    If that backlink was pointing to the HTML sitemap on the first place, all the 100 points of link juice would have been distributed through the pages of your site.

    Obviously we would still need to consider where the other 80 points of link juice went, as they could have passed to other internal pages and well, but still the distribution would not be as efficient as with the direct link to the HTML sitemap.

  • Shekhar Sahu

    Is there any way to build a site map for a blog which is hosted on ie google ?
    Please help

  • Brandon Sheley

    I don’t think sitemaps are as important as you say. If you have a solid internal linking structure, there is no need for a sitemap.
    I have several sites with sitemaps and have thought all along that they were needed. I’m starting a new site with no sitemap, just a strong linking structure, and so far all the pages I want indexed, are getting indexed.
    It’s just a test really, but I don’t think they are as “needed” as I use to think.

  • Daniel Scocco

    @Damian, maybe that question was talking about XML sitemaps instead of HTML ones? Becuase if that is the case I would side with the folks who said XML sitemaps are not that important, unless you are having specific crawling or indexation problems on your site.

    But if the discussion was about HTML sitemaps than yeah, I believe they are still pretty useful.

  • Almer Viloria

    Thanks for the tip on how to pass the link juice to all of my important pages of my site. I do prefer to do both on all the sites that I handle, even if the site does not need any .xml sitemaps, I bought the sitemap generation tool of xml-sitemaps which helps me a lot (I’m not promoting the site).

  • CAP Digisoft


    While i dig into some website i could see that the sitemap of the particular website being linked to the top banner. This link is not visible to the visitors until or otherwise they move the mouse over the image and click it.

    Can we implement this technique to our website? or will it affect my website rankings?

  • Blue Cherry

    Completely agree, simple yet effective. Html sitemaps have been around for years but I am surprised how many websites still fail to take advantage of them.

  • iKnowBase

    Hi Daniel. Interesting article with many good points.
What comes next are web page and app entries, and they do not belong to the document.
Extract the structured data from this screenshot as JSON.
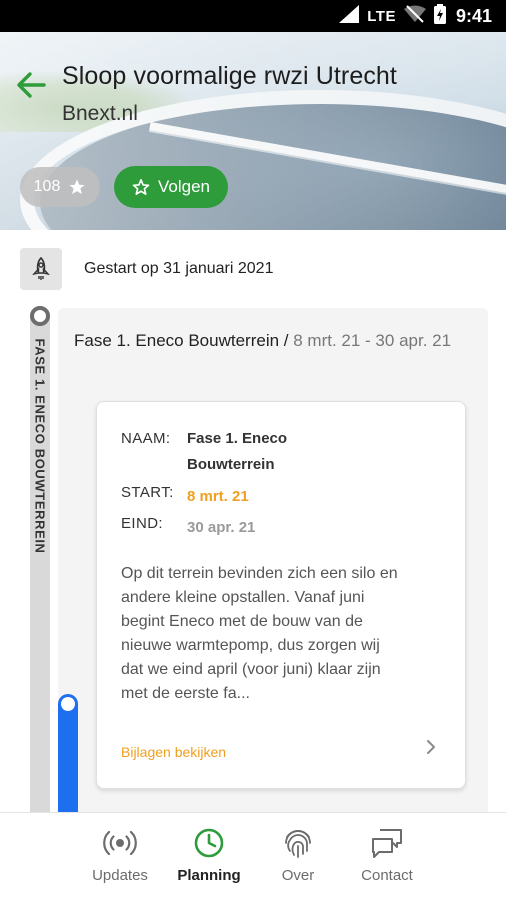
{
  "status_bar": {
    "network": "LTE",
    "time": "9:41"
  },
  "header": {
    "title": "Sloop voormalige rwzi Utrecht",
    "source": "Bnext.nl",
    "rating_count": "108",
    "follow_label": "Volgen",
    "accent_color": "#2e9c3a"
  },
  "start": {
    "text": "Gestart op 31 januari 2021",
    "icon": "rocket-icon"
  },
  "timeline": {
    "vertical_label": "FASE 1. ENECO BOUWTERREIN"
  },
  "phase": {
    "name": "Fase 1. Eneco Bouwterrein /",
    "dates": "8 mrt. 21 - 30 apr. 21"
  },
  "card": {
    "naam_label": "NAAM:",
    "naam_value": "Fase 1. Eneco Bouwterrein",
    "start_label": "START:",
    "start_value": "8 mrt. 21",
    "eind_label": "EIND:",
    "eind_value": "30 apr. 21",
    "description": "Op dit terrein bevinden zich een silo en andere kleine opstallen. Vanaf juni begint Eneco met de bouw van de nieuwe warmtepomp, dus zorgen wij dat we eind april (voor juni) klaar zijn met de eerste fa...",
    "link_label": "Bijlagen bekijken",
    "start_color": "#f0a020",
    "eind_color": "#9a9a9a"
  },
  "nav": {
    "items": [
      {
        "label": "Updates",
        "icon": "broadcast-icon"
      },
      {
        "label": "Planning",
        "icon": "clock-icon",
        "active": true
      },
      {
        "label": "Over",
        "icon": "fingerprint-icon"
      },
      {
        "label": "Contact",
        "icon": "chat-icon"
      }
    ]
  }
}
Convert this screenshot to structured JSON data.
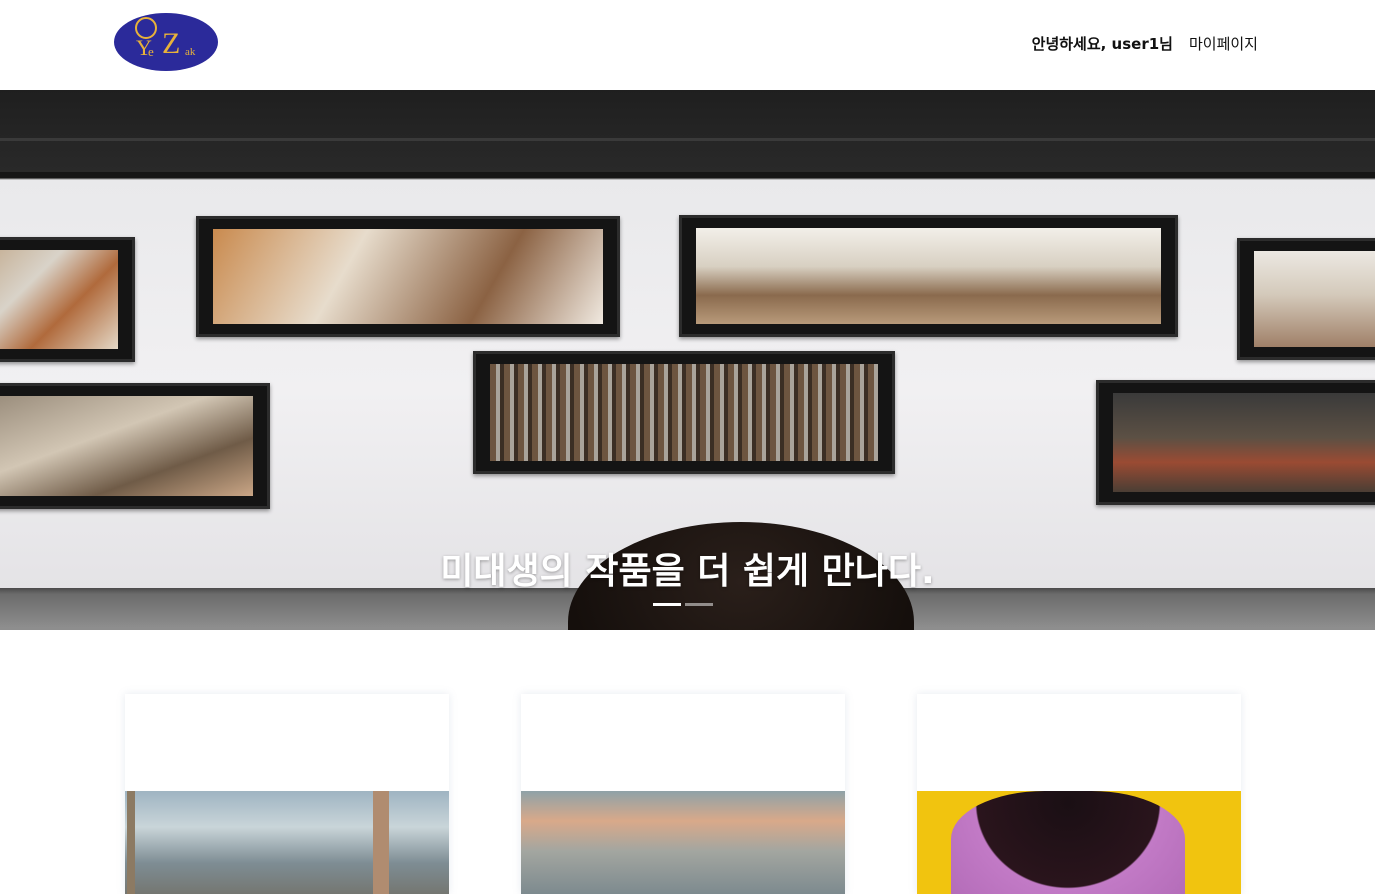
{
  "header": {
    "logo": {
      "main": "Z",
      "y": "Y",
      "e": "e",
      "ak": "ak"
    },
    "greeting": "안녕하세요, user1님",
    "mypage": "마이페이지"
  },
  "hero": {
    "caption": "미대생의 작품을 더 쉽게 만나다.",
    "slides": {
      "count": 2,
      "active": 1
    }
  },
  "cards": [
    {
      "thumb": "artwork-thumbnail"
    },
    {
      "thumb": "artwork-thumbnail"
    },
    {
      "thumb": "artwork-thumbnail"
    }
  ],
  "colors": {
    "logo_bg": "#2b2a9a",
    "logo_text": "#e8b23a",
    "card3_bg": "#f1c40f"
  }
}
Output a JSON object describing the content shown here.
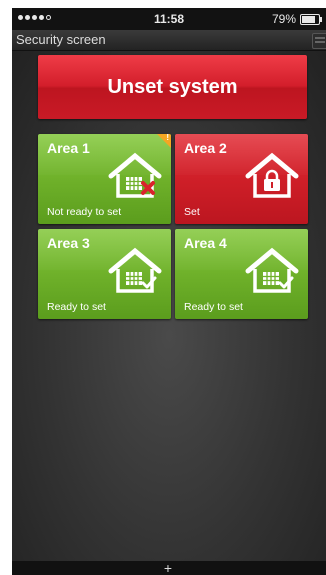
{
  "status_bar": {
    "time": "11:58",
    "battery_percent": "79%",
    "battery_level": 0.79,
    "signal_bars_filled": 4,
    "signal_bars_total": 5
  },
  "titlebar": {
    "title": "Security screen",
    "menu_icon": "menu-icon"
  },
  "unset_button": {
    "label": "Unset system",
    "color": "#d31e2b"
  },
  "areas": [
    {
      "name": "Area 1",
      "status": "Not ready to set",
      "color": "#6fb12a",
      "icon": "house-grid-cross-icon",
      "warning": "!"
    },
    {
      "name": "Area 2",
      "status": "Set",
      "color": "#cf1f28",
      "icon": "house-lock-icon"
    },
    {
      "name": "Area 3",
      "status": "Ready to set",
      "color": "#6fb12a",
      "icon": "house-grid-check-icon"
    },
    {
      "name": "Area 4",
      "status": "Ready to set",
      "color": "#6fb12a",
      "icon": "house-grid-check-icon"
    }
  ],
  "bottom_bar": {
    "add_icon": "plus-icon",
    "add_glyph": "+"
  }
}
  • SearchReadySeo

    Very interesting article. There have also been instances where sites without sitemaps have also made it to the search engines without much difficulty. That’s fine, but if you have a website that is not well reputed yet on the search engines, and have fewer backlinks, then submitting a sitemap will help. And if you have a website with large amount of content, sitemaps gives you an opportunity to organize the content and get the best ones out there on the search engines.

    By creating and submitting XML sitemaps you are more likely to get better freshness and coverage in search engines.

    I still am not sure if I agree with you completely that HTML sitemaps are better than HTML in terms of Search Engine Coverage though.

  • fyness

    Could someone please answer Shekhar Sahu's question. I too have a blog on I bought a domain name for it and I was wondering how I can go about generating a Sitemap for this blog.

    Is this possible?


  • Gabriel

    It is funny how something so basic… seems missing from even SEO firms … many SEO firms sites don't have a proper HTML sitemap… we have to go back to the basics ๐Ÿ˜‰

  • Gabriel

    It is funny how something so basic… seems missing from even SEO firms … many SEO firms sites don't have a proper HTML sitemap… we have to go back to the basics ๐Ÿ˜‰

  • Christian Business Owner

    Sitemaps are important as they assist user navigation and enhance SEO. This means that users are able to understand the purpose and theme of the site, while finding required content. On the other hand, a sitemap makes it easier for search engines to find and rank a site’s content. Thus, the site is more likely to be indexed and ranked in Search Engine Results Pages (SERPs). This makes sitemaps very important for the optimisation of a site.